What are the obstacles to diagnosis?

  • Delay in presentation as women can attribute their symptoms to stress or normal discomfort of pregnancy. Pre-term labour is often not recognised by the patient as a possible cause of their symptoms.
  • Not “piecing it together” a woman who has had recurrent presentations with non-specific symptoms- attention to pattern and progress of symptoms can help triage these patients appropriately.

What can we improve?

The first presentation to health care by the patient is dependent on them perceiving their symptoms to be concerning. It will be helpful to make patients aware of possible association of the non-specific symptoms with threated pre-term labour particularly if they are persistent or progressive.

It will be advisable to arrange an obstetric medical review (ST3+ or clinically experienced ST2)for women with symptoms so that a speculum examination can be done. There should be an awareness of red flags for pre-term labour.

Appendix: Infographic - The 'A-H' of Pre-term Labour

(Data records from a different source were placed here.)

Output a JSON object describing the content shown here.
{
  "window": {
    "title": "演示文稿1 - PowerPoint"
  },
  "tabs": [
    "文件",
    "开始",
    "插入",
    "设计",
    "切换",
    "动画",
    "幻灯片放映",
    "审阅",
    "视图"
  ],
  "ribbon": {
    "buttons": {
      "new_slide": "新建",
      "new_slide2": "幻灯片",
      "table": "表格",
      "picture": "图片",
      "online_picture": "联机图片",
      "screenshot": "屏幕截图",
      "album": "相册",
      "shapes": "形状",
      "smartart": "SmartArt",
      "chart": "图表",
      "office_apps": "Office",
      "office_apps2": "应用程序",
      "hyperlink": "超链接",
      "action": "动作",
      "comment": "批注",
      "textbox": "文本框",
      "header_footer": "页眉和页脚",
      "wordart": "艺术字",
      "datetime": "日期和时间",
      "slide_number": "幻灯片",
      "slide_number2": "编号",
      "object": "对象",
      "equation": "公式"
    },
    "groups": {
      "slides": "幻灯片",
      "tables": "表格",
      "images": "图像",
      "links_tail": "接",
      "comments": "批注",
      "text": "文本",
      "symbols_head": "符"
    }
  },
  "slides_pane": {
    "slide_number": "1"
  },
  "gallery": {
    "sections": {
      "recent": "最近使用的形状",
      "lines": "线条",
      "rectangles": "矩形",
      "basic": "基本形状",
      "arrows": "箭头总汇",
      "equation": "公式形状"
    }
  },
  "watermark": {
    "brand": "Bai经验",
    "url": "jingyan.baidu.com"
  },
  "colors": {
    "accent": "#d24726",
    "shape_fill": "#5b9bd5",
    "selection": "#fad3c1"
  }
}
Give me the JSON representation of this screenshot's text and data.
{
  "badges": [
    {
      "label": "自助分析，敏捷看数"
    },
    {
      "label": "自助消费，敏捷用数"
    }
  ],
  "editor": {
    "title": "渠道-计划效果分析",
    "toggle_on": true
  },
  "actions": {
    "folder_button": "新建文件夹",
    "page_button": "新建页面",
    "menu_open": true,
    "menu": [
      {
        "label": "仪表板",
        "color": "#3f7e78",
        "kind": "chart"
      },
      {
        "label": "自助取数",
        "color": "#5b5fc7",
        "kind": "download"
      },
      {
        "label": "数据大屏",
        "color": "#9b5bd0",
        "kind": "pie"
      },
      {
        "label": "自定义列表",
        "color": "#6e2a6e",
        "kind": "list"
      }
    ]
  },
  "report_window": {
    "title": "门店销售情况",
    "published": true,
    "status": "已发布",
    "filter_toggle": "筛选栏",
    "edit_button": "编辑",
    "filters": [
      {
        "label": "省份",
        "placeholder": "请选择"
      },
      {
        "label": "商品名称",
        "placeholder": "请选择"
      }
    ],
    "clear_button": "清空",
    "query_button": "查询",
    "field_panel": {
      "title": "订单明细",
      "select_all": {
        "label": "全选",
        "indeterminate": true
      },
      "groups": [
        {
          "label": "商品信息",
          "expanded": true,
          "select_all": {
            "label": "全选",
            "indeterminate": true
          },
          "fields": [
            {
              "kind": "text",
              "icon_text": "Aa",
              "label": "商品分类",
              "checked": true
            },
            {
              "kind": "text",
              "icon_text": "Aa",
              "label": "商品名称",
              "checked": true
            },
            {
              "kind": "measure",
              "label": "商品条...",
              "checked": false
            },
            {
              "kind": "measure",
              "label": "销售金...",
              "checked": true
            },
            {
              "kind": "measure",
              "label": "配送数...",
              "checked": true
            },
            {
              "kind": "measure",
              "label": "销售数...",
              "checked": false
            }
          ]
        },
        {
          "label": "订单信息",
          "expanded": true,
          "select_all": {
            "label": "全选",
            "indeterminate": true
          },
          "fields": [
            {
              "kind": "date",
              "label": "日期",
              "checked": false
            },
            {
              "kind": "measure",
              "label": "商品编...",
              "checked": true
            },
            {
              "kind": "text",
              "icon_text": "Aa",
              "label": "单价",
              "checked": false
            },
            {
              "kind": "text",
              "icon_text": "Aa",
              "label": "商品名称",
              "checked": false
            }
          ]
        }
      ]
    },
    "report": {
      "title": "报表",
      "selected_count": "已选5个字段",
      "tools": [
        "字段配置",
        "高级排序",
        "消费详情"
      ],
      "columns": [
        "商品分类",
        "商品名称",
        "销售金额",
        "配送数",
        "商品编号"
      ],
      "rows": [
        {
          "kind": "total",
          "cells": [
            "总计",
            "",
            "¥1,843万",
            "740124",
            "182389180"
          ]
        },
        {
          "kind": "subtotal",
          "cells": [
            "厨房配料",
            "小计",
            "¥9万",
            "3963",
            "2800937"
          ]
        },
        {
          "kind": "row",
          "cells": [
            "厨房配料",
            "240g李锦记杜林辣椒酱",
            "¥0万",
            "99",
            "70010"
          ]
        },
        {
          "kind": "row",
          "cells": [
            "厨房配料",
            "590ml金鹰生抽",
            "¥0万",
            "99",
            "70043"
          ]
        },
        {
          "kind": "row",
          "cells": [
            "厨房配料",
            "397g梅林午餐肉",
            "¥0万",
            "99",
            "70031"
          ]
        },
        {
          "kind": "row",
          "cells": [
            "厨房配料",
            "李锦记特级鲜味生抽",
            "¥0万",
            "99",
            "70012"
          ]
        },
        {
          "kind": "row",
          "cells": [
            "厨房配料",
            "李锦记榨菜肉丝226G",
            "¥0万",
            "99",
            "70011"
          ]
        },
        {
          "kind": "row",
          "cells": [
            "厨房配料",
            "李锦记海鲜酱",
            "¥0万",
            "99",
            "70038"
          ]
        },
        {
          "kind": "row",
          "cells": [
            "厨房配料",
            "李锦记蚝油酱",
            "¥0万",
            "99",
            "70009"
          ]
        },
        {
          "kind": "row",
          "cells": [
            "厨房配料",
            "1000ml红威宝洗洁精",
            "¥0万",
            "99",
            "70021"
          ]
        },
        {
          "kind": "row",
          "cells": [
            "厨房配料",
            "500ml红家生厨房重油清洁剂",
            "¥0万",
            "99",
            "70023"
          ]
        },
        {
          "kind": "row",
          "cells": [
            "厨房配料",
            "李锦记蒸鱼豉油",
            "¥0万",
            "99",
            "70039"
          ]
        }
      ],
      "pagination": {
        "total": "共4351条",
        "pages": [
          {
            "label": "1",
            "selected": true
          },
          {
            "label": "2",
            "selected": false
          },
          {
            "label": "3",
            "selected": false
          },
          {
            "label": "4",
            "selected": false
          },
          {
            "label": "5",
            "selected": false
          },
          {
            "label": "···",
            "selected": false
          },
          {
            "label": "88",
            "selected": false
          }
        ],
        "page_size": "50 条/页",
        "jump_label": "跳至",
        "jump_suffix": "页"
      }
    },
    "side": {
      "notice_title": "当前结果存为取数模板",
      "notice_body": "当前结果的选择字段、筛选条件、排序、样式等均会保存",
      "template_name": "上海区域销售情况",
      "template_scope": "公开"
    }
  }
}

  1. Antenatal Optimisation for Preterm Infants less than 34 weeks:A Quality Improvement Toolkit.
  2. Cooper, R. L., Goldenberg, R. L., Davis, R. O., Cutter, G. R., DuBard, M. B., Corliss, D. K., & Andrews, J. B. (1990). Warning symptoms, uterine contractions, and cervical examination findings in women at risk for preterm delivery. American Journal of Obstetrics and Gynecology, 162, 748-754.
  3. Weiss M, Saks N, Harris S.(2002).Resolving the uncertainty of preterm symptoms: women's experiences with the onset of preterm labor. J Obstet Gynecol Neonatal Nurs. Jan-Feb 2002;31(1):66-76.
  4. Maloni, J. A. (2000). Preventing preterm birth: Evidence-based interventions shift toward prevention. AWHONN Lifelines, 4(4), 26-33.
  5. Iams, J. D., Stilson, R., Johnson, F. F., Williams, R. A., & Rice, R. (1990). Symptoms that precede preterm labor and preterm premature rupture of the membranes. American Journal of Obstetrics and Gynecology, 162, 486-490.

Last reviewed: 31 December 2021

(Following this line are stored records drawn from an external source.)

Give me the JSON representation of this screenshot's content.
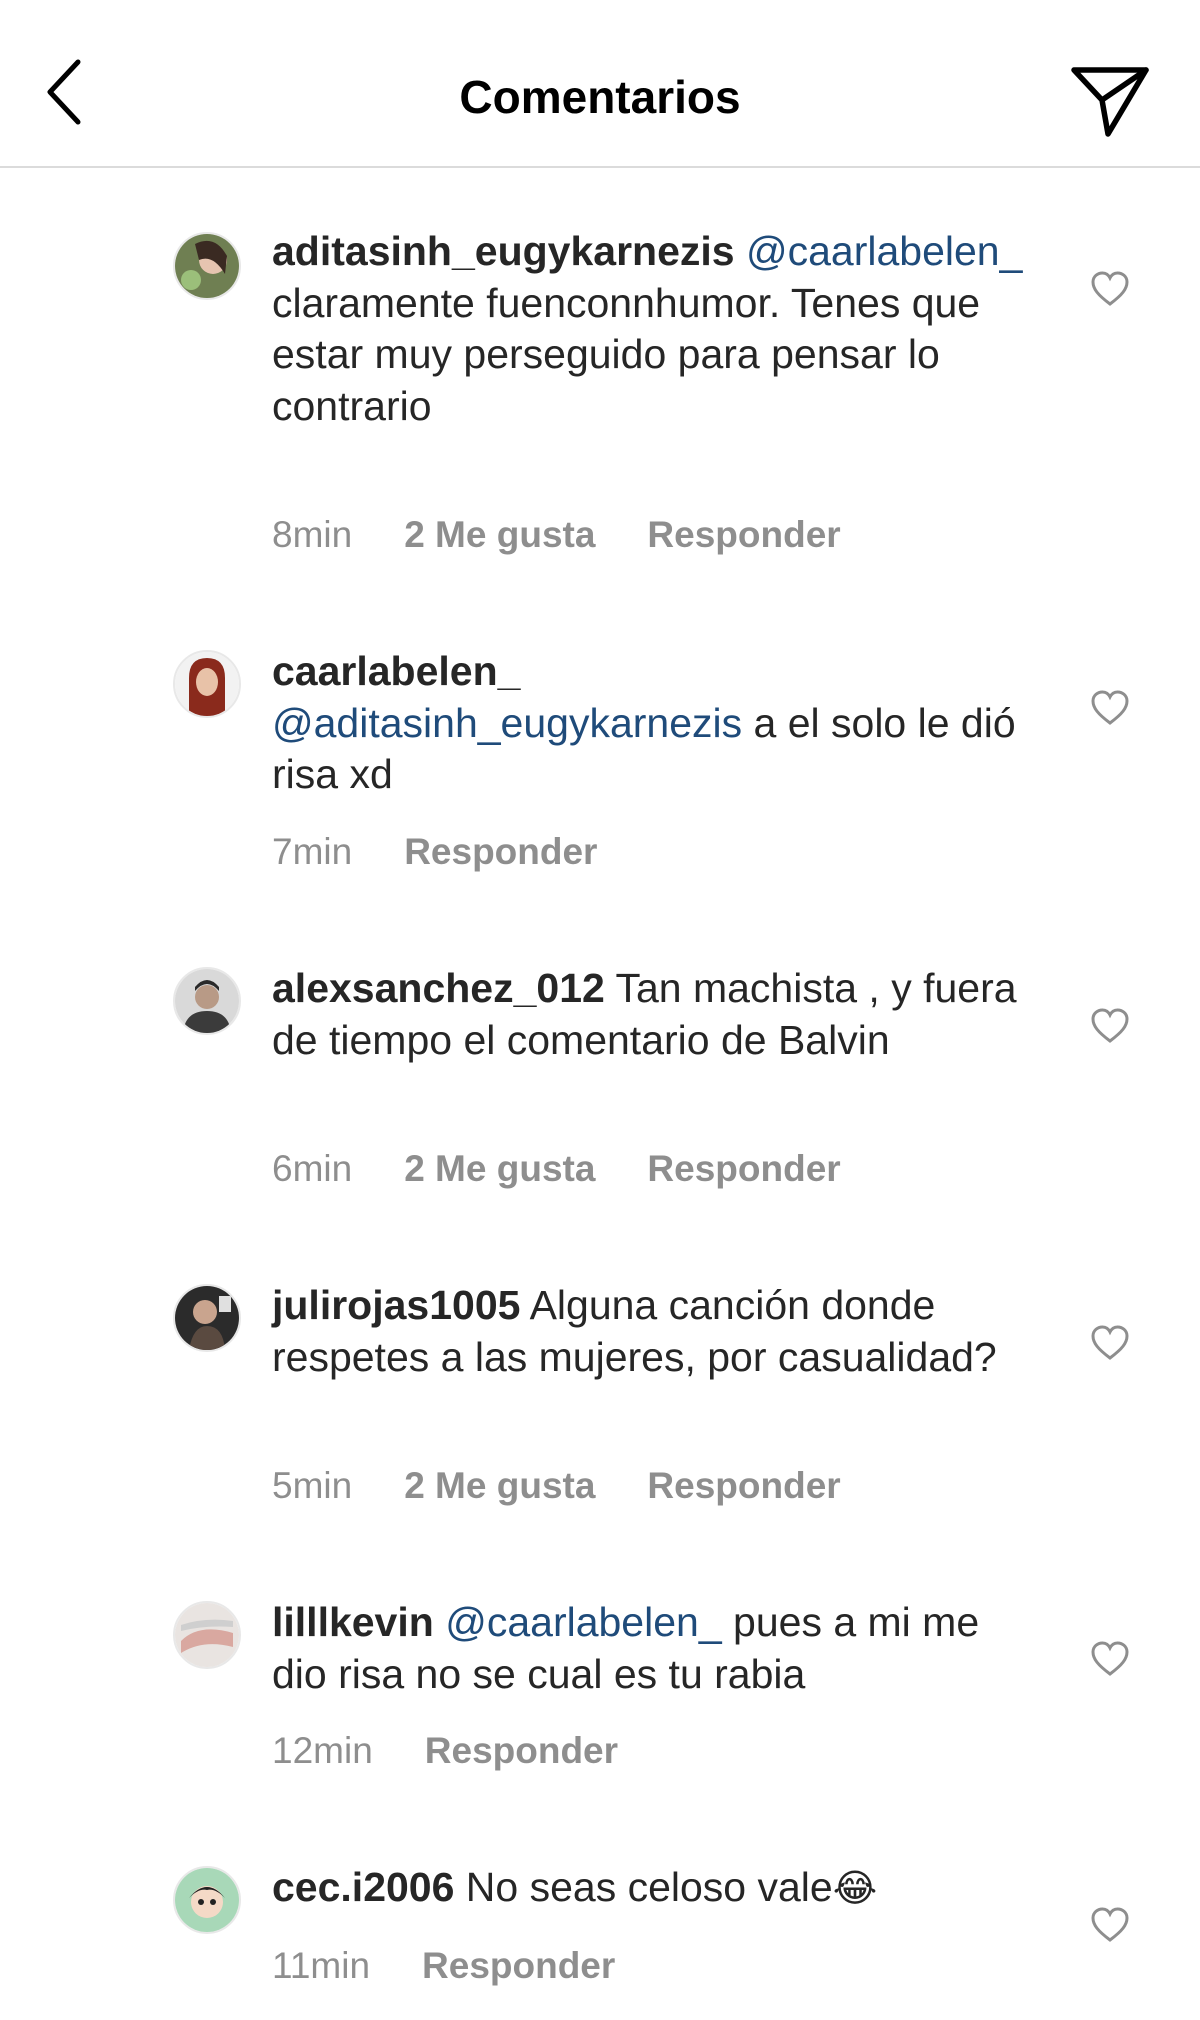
{
  "header": {
    "title": "Comentarios",
    "back_icon": "chevron-left-icon",
    "share_icon": "paper-plane-icon"
  },
  "comments": [
    {
      "username": "aditasinh_eugykarnezis",
      "mention": "@caarlabelen_",
      "text": " claramente fuenconnhumor. Tenes que estar muy perseguido para pensar lo contrario",
      "time": "8min",
      "likes": "2 Me gusta",
      "reply": "Responder"
    },
    {
      "username": "caarlabelen_",
      "mention": "@aditasinh_eugykarnezis",
      "text": " a el solo le dió risa xd",
      "time": "7min",
      "reply": "Responder"
    },
    {
      "username": "alexsanchez_012",
      "text": " Tan machista , y fuera de tiempo el comentario de Balvin",
      "time": "6min",
      "likes": "2 Me gusta",
      "reply": "Responder"
    },
    {
      "username": "julirojas1005",
      "text": " Alguna canción donde respetes a las mujeres, por casualidad?",
      "time": "5min",
      "likes": "2 Me gusta",
      "reply": "Responder"
    },
    {
      "username": "lilllkevin",
      "mention": "@caarlabelen_",
      "text": " pues a mi me dio risa no se cual es tu rabia",
      "time": "12min",
      "reply": "Responder"
    },
    {
      "username": "cec.i2006",
      "text": " No seas celoso vale",
      "emoji": "😂",
      "time": "11min",
      "reply": "Responder"
    }
  ],
  "colors": {
    "text": "#262626",
    "mention": "#1f4b7a",
    "meta": "#8e8e8e",
    "divider": "#dbdbdb"
  }
}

Next review: 31 July 2025

Author(s): Dr Harkiran Narang/Julie Murphy/ Fiona Hendry

Version: 1

Approved By: Obstetric Guideline Group

Document Id: 1037